Hall of Famer Porcher Had to Tackle Grades First
1/1/2017, noon | Updated on 12/29/2016, 3:19 p.m.
Former South Carolina State University defensive end Robert Porcher’s only objective when he went off to college was to get out of his parents’ house “because they had too many rules.’’
One of their strictest rules was that if his grades weren’t up to par he couldn’t play football, and they weren’t up to par for most of Porcher’s high school career. That meant Porcher only played one year of high school football.
“The second semester of my junior year I realized they weren’t playing,’’ Porcher said. “After I realized they were serious, I buckled down.’’
The tough love that Robert Porcher Jr. and Dr. Marilyn M. Porcher showed the oldest of their three children was the foundation for a stellar career that has earned Porcher induction into the 2017 Mid-Eastern Athletic Conference (MEAC) Hall of Fame. He will be enshrined during an awards brunch on March 9 at the Marriott Waterside Hotel in Norfolk, Va.
The 2017 Hall of Fame class, which also includes former Bethune-Cookman softball standout Amber Jackson; Rashean Mathis, a three-time All-MEAC performer in football at Bethune-Cookmnan; Francena McCorory, a three-time NCAA champion in track at Hampton, and Tracy White, a football All-American at Howard, will also be recognized before the 6 p.m. men’s basketball game, during the 2017 MEAC Basketball Tournament on March 9, at the Norfolk Scope Arena.
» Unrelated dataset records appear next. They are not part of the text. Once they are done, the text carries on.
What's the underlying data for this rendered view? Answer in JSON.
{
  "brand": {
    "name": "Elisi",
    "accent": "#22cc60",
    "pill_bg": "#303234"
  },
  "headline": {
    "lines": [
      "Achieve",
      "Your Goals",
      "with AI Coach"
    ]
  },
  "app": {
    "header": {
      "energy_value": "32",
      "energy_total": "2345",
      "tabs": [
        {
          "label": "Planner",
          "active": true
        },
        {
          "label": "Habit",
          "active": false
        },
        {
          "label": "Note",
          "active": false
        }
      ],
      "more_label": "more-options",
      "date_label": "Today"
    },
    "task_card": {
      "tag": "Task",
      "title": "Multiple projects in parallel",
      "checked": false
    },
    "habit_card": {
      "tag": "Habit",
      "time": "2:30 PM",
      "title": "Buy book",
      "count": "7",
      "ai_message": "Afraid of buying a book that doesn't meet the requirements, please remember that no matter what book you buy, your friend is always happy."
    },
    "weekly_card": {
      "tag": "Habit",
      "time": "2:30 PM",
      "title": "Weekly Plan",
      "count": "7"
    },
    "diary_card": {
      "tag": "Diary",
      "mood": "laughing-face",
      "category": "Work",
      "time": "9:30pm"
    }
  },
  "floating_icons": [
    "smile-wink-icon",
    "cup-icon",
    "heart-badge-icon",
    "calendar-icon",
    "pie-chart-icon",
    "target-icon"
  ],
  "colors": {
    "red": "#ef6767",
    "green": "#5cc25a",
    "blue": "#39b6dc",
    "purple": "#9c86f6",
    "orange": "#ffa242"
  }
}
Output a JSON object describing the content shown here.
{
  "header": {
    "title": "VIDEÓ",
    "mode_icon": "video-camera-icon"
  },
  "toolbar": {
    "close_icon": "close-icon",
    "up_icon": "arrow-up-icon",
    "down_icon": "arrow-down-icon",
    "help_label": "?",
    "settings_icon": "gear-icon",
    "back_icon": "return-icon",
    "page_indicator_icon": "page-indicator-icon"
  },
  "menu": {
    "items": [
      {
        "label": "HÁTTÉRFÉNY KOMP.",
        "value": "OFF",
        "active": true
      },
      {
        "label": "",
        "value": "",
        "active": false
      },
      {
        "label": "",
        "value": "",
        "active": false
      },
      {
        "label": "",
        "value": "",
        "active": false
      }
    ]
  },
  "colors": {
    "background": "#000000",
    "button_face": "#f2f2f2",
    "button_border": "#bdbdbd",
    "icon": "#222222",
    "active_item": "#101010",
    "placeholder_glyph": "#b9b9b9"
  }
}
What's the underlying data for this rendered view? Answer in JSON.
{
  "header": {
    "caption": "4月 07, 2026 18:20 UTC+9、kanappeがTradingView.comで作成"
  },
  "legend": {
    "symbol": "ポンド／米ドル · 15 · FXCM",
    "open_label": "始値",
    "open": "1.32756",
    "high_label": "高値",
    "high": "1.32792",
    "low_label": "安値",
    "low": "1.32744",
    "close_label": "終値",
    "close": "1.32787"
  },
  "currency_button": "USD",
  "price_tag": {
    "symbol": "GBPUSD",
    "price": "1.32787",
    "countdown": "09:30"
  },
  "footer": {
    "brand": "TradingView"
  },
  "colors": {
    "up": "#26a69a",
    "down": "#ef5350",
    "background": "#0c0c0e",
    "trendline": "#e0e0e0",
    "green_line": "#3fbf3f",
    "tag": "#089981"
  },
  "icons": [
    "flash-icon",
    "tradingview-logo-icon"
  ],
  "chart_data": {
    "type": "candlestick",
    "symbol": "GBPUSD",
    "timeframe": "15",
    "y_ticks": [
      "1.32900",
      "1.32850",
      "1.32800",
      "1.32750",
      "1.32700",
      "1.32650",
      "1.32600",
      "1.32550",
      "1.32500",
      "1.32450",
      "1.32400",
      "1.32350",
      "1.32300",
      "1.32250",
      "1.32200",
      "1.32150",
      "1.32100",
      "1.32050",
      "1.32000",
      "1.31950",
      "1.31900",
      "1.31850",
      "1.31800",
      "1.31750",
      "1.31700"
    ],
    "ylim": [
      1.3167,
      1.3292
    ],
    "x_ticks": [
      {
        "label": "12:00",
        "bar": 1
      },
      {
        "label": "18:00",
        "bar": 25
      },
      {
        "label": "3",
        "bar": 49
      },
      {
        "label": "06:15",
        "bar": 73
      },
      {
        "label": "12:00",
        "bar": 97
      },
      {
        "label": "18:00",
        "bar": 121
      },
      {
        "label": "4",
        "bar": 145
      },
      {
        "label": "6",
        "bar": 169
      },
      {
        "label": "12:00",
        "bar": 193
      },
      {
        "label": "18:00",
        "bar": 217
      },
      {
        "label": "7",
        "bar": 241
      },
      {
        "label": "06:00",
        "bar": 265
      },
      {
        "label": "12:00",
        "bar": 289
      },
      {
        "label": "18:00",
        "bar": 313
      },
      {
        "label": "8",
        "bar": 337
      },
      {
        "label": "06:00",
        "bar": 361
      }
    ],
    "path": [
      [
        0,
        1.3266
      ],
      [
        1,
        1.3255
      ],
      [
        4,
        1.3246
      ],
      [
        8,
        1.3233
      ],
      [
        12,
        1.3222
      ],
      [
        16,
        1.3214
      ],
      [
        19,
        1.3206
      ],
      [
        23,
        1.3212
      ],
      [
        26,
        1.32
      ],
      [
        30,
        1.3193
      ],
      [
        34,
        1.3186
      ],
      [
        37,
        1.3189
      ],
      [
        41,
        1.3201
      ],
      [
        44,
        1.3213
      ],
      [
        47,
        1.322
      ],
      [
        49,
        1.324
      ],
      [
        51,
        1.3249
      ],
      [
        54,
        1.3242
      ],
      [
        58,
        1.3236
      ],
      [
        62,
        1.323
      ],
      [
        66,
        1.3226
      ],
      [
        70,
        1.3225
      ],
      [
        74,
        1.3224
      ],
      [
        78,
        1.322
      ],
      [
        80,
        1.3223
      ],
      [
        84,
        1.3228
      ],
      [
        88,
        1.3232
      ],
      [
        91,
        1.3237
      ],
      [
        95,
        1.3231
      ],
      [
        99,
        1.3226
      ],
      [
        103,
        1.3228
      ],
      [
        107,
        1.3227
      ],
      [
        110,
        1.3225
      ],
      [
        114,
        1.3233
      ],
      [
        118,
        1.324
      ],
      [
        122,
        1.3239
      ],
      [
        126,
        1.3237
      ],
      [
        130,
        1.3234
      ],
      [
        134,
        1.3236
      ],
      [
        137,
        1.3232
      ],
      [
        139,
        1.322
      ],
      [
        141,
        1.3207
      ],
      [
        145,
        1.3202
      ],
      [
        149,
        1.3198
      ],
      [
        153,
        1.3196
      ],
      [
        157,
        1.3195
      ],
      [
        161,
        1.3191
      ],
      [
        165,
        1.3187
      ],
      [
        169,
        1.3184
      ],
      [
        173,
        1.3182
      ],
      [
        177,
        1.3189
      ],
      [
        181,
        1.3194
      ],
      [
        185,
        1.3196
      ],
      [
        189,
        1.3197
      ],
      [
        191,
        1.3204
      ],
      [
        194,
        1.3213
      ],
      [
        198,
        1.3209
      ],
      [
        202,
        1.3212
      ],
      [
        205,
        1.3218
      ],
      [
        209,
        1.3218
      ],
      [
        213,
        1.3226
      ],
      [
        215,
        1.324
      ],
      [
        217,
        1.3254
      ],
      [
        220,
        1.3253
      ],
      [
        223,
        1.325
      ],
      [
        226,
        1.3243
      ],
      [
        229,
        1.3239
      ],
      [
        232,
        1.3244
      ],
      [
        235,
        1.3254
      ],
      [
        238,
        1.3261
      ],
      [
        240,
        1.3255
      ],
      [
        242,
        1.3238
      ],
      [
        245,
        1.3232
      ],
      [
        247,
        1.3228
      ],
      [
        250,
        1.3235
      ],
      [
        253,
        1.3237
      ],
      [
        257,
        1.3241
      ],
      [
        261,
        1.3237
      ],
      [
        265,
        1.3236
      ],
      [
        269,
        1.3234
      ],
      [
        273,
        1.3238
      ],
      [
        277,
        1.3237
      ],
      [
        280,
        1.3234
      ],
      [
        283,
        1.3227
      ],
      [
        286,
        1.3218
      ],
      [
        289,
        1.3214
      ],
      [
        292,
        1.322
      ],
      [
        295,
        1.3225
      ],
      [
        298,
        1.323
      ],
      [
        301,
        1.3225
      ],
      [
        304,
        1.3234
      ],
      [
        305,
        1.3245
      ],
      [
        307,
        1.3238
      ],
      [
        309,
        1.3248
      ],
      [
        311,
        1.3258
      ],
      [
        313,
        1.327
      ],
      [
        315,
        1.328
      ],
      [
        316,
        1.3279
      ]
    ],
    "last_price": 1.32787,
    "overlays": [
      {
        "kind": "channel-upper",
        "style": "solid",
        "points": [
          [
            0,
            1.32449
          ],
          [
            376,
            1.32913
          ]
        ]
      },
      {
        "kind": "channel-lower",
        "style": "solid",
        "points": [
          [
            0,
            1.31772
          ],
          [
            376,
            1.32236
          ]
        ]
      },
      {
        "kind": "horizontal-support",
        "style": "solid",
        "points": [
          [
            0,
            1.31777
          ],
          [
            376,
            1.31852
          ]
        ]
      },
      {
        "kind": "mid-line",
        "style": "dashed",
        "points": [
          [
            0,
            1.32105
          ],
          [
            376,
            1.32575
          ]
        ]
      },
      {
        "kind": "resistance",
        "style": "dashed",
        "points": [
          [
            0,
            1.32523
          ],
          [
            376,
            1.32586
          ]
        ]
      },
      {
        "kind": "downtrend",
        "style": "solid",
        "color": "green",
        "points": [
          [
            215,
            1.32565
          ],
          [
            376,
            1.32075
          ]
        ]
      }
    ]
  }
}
“My whole career I always gave thanks to my parents,’’ Porcher said. “They were the first in their families to go to college and graduate. I was blessed to have parents who came to all my games. I always wanted to make my family proud.’’
Porcher did made his parents proud with his play during his two seasons at South Carolina State, after transferring from Tennessee State. As a senior in 1991, he was voted MEAC Defensive Player of the Year, the NFL Draft Report named him its 1991 NCAA Division I-AA (now FCS) Defensive Player of the Year, and the Detroit Lions selected him in the first round of the 1992 NFL Draft, making him the first South Carolina State player ever chosen in the first round. He retired as the Lions’ career sack leader after a 13-year career.
Porcher’s hall of fame career began with zero fanfare because of his poor high school academic record. Only Tennessee State and South Carolina State offered him a scholarship. Porcher was set to sign with South Carolina State, which is about an hour drive from his hometown of Mount Pleasant, S.C. However, his father insisted that he visit Tennessee State.
When Porcher saw the Tigers’ history of producing NFL defensive linemen – Claude Humphrey, Richard Dent, Ed “Too Tall’’ Jones and Joe “Turkey’’ Jones among them – Porcher said “I felt I had to go there.’’ However, he was academically ineligible to play his first season.
Porcher became the starting left defensive end in the third game of his second season at Tennessee State and played well. But the Tigers made a coaching change at the end of the season, firing Bill Thomas and hiring Joe Gilliam Sr. Porcher decided it was a good time for him to transfer to South Carolina State, his first choice originally, so he could be closer to home.